Pull each line containing "true" from the data.
Start of Source information
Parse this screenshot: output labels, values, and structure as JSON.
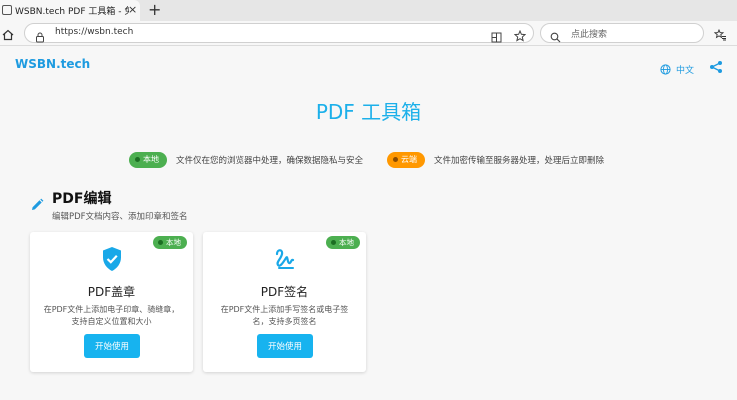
{
  "browser": {
    "tab_title": "WSBN.tech PDF 工具箱 - 免费在线",
    "tab_close": "×",
    "new_tab": "+",
    "url": "https://wsbn.tech",
    "search_placeholder": "点此搜索"
  },
  "header": {
    "brand": "WSBN.tech",
    "language": "中文",
    "icons": [
      "globe-icon",
      "share-icon"
    ]
  },
  "main": {
    "title": "PDF 工具箱",
    "legend": [
      {
        "badge": "本地",
        "description": "文件仅在您的浏览器中处理，确保数据隐私与安全",
        "color": "#4caf50"
      },
      {
        "badge": "云端",
        "description": "文件加密传输至服务器处理，处理后立即删除",
        "color": "#ff9800"
      }
    ],
    "section": {
      "title": "PDF编辑",
      "subtitle": "编辑PDF文档内容、添加印章和签名",
      "icon": "pencil-icon"
    },
    "cards": [
      {
        "badge": "本地",
        "title": "PDF盖章",
        "description": "在PDF文件上添加电子印章、骑缝章，支持自定义位置和大小",
        "button": "开始使用",
        "icon": "shield-check-icon"
      },
      {
        "badge": "本地",
        "title": "PDF签名",
        "description": "在PDF文件上添加手写签名或电子签名，支持多页签名",
        "button": "开始使用",
        "icon": "signature-icon"
      }
    ]
  },
  "colors": {
    "accent": "#1cb0ea",
    "local": "#4caf50",
    "cloud": "#ff9800"
  }
}
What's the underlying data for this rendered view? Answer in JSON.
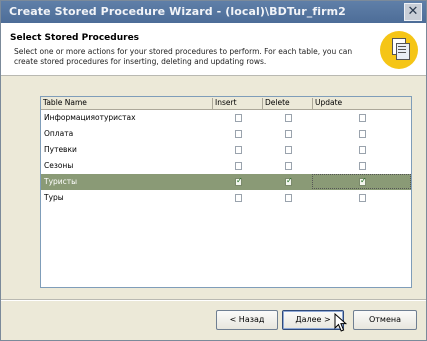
{
  "window": {
    "title": "Create Stored Procedure Wizard - (local)\\BDTur_firm2",
    "close_glyph": "✕"
  },
  "header": {
    "title": "Select Stored Procedures",
    "description": "Select one or more actions for your stored procedures to perform. For each table, you can create stored procedures for inserting, deleting and updating rows.",
    "icon": "stored-procedure-wizard-icon"
  },
  "table": {
    "columns": [
      "Table Name",
      "Insert",
      "Delete",
      "Update"
    ],
    "rows": [
      {
        "name": "Информацияотуристах",
        "insert": false,
        "delete": false,
        "update": false
      },
      {
        "name": "Оплата",
        "insert": false,
        "delete": false,
        "update": false
      },
      {
        "name": "Путевки",
        "insert": false,
        "delete": false,
        "update": false
      },
      {
        "name": "Сезоны",
        "insert": false,
        "delete": false,
        "update": false
      },
      {
        "name": "Туристы",
        "insert": true,
        "delete": true,
        "update": true,
        "selected": true
      },
      {
        "name": "Туры",
        "insert": false,
        "delete": false,
        "update": false
      }
    ]
  },
  "buttons": {
    "back": "< Назад",
    "next": "Далее >",
    "cancel": "Отмена"
  },
  "colors": {
    "titlebar": "#5f7fa8",
    "selection": "#8a9a76",
    "header_icon": "#f5c516"
  }
}
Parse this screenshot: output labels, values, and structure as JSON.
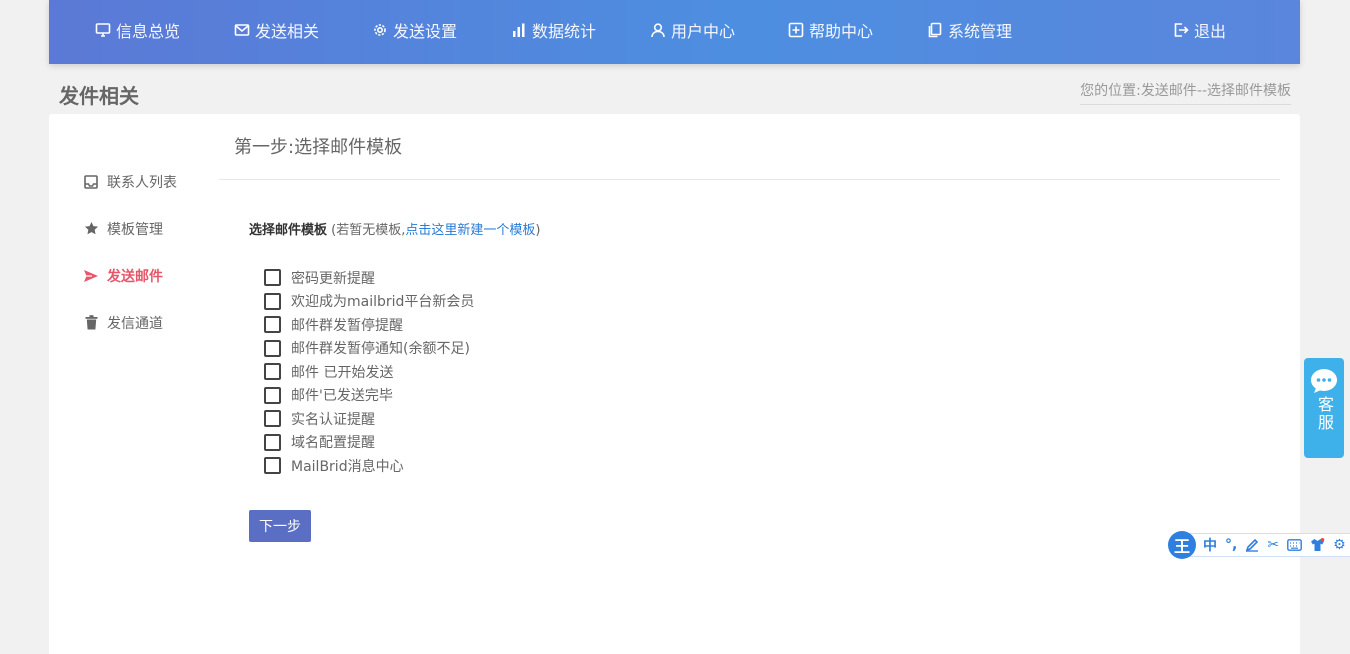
{
  "nav": {
    "items": [
      {
        "label": "信息总览",
        "icon": "monitor-icon"
      },
      {
        "label": "发送相关",
        "icon": "mail-icon"
      },
      {
        "label": "发送设置",
        "icon": "gear-icon"
      },
      {
        "label": "数据统计",
        "icon": "bar-chart-icon"
      },
      {
        "label": "用户中心",
        "icon": "user-icon"
      },
      {
        "label": "帮助中心",
        "icon": "help-icon"
      },
      {
        "label": "系统管理",
        "icon": "copy-icon"
      }
    ],
    "logout": {
      "label": "退出",
      "icon": "logout-icon"
    }
  },
  "page": {
    "title": "发件相关",
    "breadcrumb": "您的位置:发送邮件--选择邮件模板"
  },
  "sidebar": {
    "items": [
      {
        "label": "联系人列表",
        "icon": "inbox-icon"
      },
      {
        "label": "模板管理",
        "icon": "star-icon"
      },
      {
        "label": "发送邮件",
        "icon": "send-icon"
      },
      {
        "label": "发信通道",
        "icon": "trash-icon"
      }
    ]
  },
  "main": {
    "step_title": "第一步:选择邮件模板",
    "tpl_label": "选择邮件模板",
    "tpl_hint_prefix": " (若暂无模板,",
    "tpl_hint_link": "点击这里新建一个模板",
    "tpl_hint_suffix": ")",
    "templates": [
      "密码更新提醒",
      "欢迎成为mailbrid平台新会员",
      "邮件群发暂停提醒",
      "邮件群发暂停通知(余额不足)",
      "邮件 已开始发送",
      "邮件'已发送完毕",
      "实名认证提醒",
      "域名配置提醒",
      "MailBrid消息中心"
    ],
    "next_button": "下一步"
  },
  "customer_service": {
    "label": "客服",
    "icon": "chat-bubble-icon"
  },
  "ime": {
    "logo": "王",
    "mode": "中"
  },
  "colors": {
    "nav_start": "#5b79d6",
    "nav_end": "#4d8ee0",
    "active": "#e8566c",
    "link": "#2a7bd6",
    "button": "#5a6fc4",
    "cs": "#3fb1ea"
  }
}
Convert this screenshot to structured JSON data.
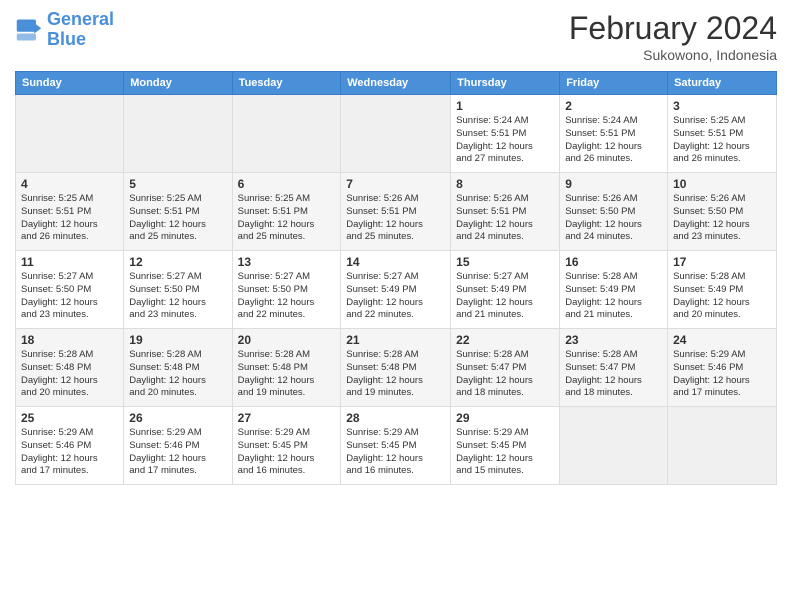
{
  "header": {
    "logo_line1": "General",
    "logo_line2": "Blue",
    "month": "February 2024",
    "location": "Sukowono, Indonesia"
  },
  "weekdays": [
    "Sunday",
    "Monday",
    "Tuesday",
    "Wednesday",
    "Thursday",
    "Friday",
    "Saturday"
  ],
  "weeks": [
    [
      {
        "day": "",
        "info": ""
      },
      {
        "day": "",
        "info": ""
      },
      {
        "day": "",
        "info": ""
      },
      {
        "day": "",
        "info": ""
      },
      {
        "day": "1",
        "info": "Sunrise: 5:24 AM\nSunset: 5:51 PM\nDaylight: 12 hours\nand 27 minutes."
      },
      {
        "day": "2",
        "info": "Sunrise: 5:24 AM\nSunset: 5:51 PM\nDaylight: 12 hours\nand 26 minutes."
      },
      {
        "day": "3",
        "info": "Sunrise: 5:25 AM\nSunset: 5:51 PM\nDaylight: 12 hours\nand 26 minutes."
      }
    ],
    [
      {
        "day": "4",
        "info": "Sunrise: 5:25 AM\nSunset: 5:51 PM\nDaylight: 12 hours\nand 26 minutes."
      },
      {
        "day": "5",
        "info": "Sunrise: 5:25 AM\nSunset: 5:51 PM\nDaylight: 12 hours\nand 25 minutes."
      },
      {
        "day": "6",
        "info": "Sunrise: 5:25 AM\nSunset: 5:51 PM\nDaylight: 12 hours\nand 25 minutes."
      },
      {
        "day": "7",
        "info": "Sunrise: 5:26 AM\nSunset: 5:51 PM\nDaylight: 12 hours\nand 25 minutes."
      },
      {
        "day": "8",
        "info": "Sunrise: 5:26 AM\nSunset: 5:51 PM\nDaylight: 12 hours\nand 24 minutes."
      },
      {
        "day": "9",
        "info": "Sunrise: 5:26 AM\nSunset: 5:50 PM\nDaylight: 12 hours\nand 24 minutes."
      },
      {
        "day": "10",
        "info": "Sunrise: 5:26 AM\nSunset: 5:50 PM\nDaylight: 12 hours\nand 23 minutes."
      }
    ],
    [
      {
        "day": "11",
        "info": "Sunrise: 5:27 AM\nSunset: 5:50 PM\nDaylight: 12 hours\nand 23 minutes."
      },
      {
        "day": "12",
        "info": "Sunrise: 5:27 AM\nSunset: 5:50 PM\nDaylight: 12 hours\nand 23 minutes."
      },
      {
        "day": "13",
        "info": "Sunrise: 5:27 AM\nSunset: 5:50 PM\nDaylight: 12 hours\nand 22 minutes."
      },
      {
        "day": "14",
        "info": "Sunrise: 5:27 AM\nSunset: 5:49 PM\nDaylight: 12 hours\nand 22 minutes."
      },
      {
        "day": "15",
        "info": "Sunrise: 5:27 AM\nSunset: 5:49 PM\nDaylight: 12 hours\nand 21 minutes."
      },
      {
        "day": "16",
        "info": "Sunrise: 5:28 AM\nSunset: 5:49 PM\nDaylight: 12 hours\nand 21 minutes."
      },
      {
        "day": "17",
        "info": "Sunrise: 5:28 AM\nSunset: 5:49 PM\nDaylight: 12 hours\nand 20 minutes."
      }
    ],
    [
      {
        "day": "18",
        "info": "Sunrise: 5:28 AM\nSunset: 5:48 PM\nDaylight: 12 hours\nand 20 minutes."
      },
      {
        "day": "19",
        "info": "Sunrise: 5:28 AM\nSunset: 5:48 PM\nDaylight: 12 hours\nand 20 minutes."
      },
      {
        "day": "20",
        "info": "Sunrise: 5:28 AM\nSunset: 5:48 PM\nDaylight: 12 hours\nand 19 minutes."
      },
      {
        "day": "21",
        "info": "Sunrise: 5:28 AM\nSunset: 5:48 PM\nDaylight: 12 hours\nand 19 minutes."
      },
      {
        "day": "22",
        "info": "Sunrise: 5:28 AM\nSunset: 5:47 PM\nDaylight: 12 hours\nand 18 minutes."
      },
      {
        "day": "23",
        "info": "Sunrise: 5:28 AM\nSunset: 5:47 PM\nDaylight: 12 hours\nand 18 minutes."
      },
      {
        "day": "24",
        "info": "Sunrise: 5:29 AM\nSunset: 5:46 PM\nDaylight: 12 hours\nand 17 minutes."
      }
    ],
    [
      {
        "day": "25",
        "info": "Sunrise: 5:29 AM\nSunset: 5:46 PM\nDaylight: 12 hours\nand 17 minutes."
      },
      {
        "day": "26",
        "info": "Sunrise: 5:29 AM\nSunset: 5:46 PM\nDaylight: 12 hours\nand 17 minutes."
      },
      {
        "day": "27",
        "info": "Sunrise: 5:29 AM\nSunset: 5:45 PM\nDaylight: 12 hours\nand 16 minutes."
      },
      {
        "day": "28",
        "info": "Sunrise: 5:29 AM\nSunset: 5:45 PM\nDaylight: 12 hours\nand 16 minutes."
      },
      {
        "day": "29",
        "info": "Sunrise: 5:29 AM\nSunset: 5:45 PM\nDaylight: 12 hours\nand 15 minutes."
      },
      {
        "day": "",
        "info": ""
      },
      {
        "day": "",
        "info": ""
      }
    ]
  ]
}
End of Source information
[Exercise answer]:
        "insert": true,
        "delete": true,
        "update": true,
        "selected": true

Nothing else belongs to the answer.